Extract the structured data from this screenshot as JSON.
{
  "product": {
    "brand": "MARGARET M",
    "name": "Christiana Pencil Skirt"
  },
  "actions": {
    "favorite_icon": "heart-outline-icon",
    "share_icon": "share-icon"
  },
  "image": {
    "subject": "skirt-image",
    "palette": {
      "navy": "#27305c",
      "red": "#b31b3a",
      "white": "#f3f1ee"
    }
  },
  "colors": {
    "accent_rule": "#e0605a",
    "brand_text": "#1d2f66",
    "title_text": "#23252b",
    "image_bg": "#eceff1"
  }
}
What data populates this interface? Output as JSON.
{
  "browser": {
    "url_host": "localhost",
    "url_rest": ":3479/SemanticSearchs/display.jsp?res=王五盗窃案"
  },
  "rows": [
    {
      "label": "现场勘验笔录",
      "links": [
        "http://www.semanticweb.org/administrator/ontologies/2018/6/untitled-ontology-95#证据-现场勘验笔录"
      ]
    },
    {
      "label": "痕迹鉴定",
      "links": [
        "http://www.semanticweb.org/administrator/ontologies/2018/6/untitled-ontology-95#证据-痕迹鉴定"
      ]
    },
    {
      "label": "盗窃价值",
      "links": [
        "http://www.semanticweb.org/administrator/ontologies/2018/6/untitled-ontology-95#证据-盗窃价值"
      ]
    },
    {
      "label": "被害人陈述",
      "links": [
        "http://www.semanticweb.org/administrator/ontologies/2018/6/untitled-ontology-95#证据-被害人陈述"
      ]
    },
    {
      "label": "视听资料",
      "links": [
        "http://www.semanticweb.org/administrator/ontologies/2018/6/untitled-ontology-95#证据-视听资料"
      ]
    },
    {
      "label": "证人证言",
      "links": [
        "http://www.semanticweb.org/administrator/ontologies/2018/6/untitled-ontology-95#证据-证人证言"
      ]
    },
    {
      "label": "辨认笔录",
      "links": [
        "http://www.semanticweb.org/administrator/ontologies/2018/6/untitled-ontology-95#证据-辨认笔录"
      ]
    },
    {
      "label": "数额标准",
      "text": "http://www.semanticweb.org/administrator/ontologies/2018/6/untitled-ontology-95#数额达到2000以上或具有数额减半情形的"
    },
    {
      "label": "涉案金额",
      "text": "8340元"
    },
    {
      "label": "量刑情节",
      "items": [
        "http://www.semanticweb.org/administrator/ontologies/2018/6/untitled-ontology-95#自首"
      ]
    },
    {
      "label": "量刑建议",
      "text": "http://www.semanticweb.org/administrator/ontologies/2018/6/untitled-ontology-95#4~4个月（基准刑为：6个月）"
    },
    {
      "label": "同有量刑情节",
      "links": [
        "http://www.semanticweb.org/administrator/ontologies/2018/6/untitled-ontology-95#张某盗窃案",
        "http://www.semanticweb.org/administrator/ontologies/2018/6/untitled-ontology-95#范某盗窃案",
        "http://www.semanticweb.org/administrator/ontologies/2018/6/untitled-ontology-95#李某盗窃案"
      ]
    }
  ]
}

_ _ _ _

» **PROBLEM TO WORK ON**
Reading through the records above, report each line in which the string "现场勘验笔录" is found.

» **EXERCISE OUTPUT**
      "label": "现场勘验笔录",
        "http://www.semanticweb.org/administrator/ontologies/2018/6/untitled-ontology-95#证据-现场勘验笔录"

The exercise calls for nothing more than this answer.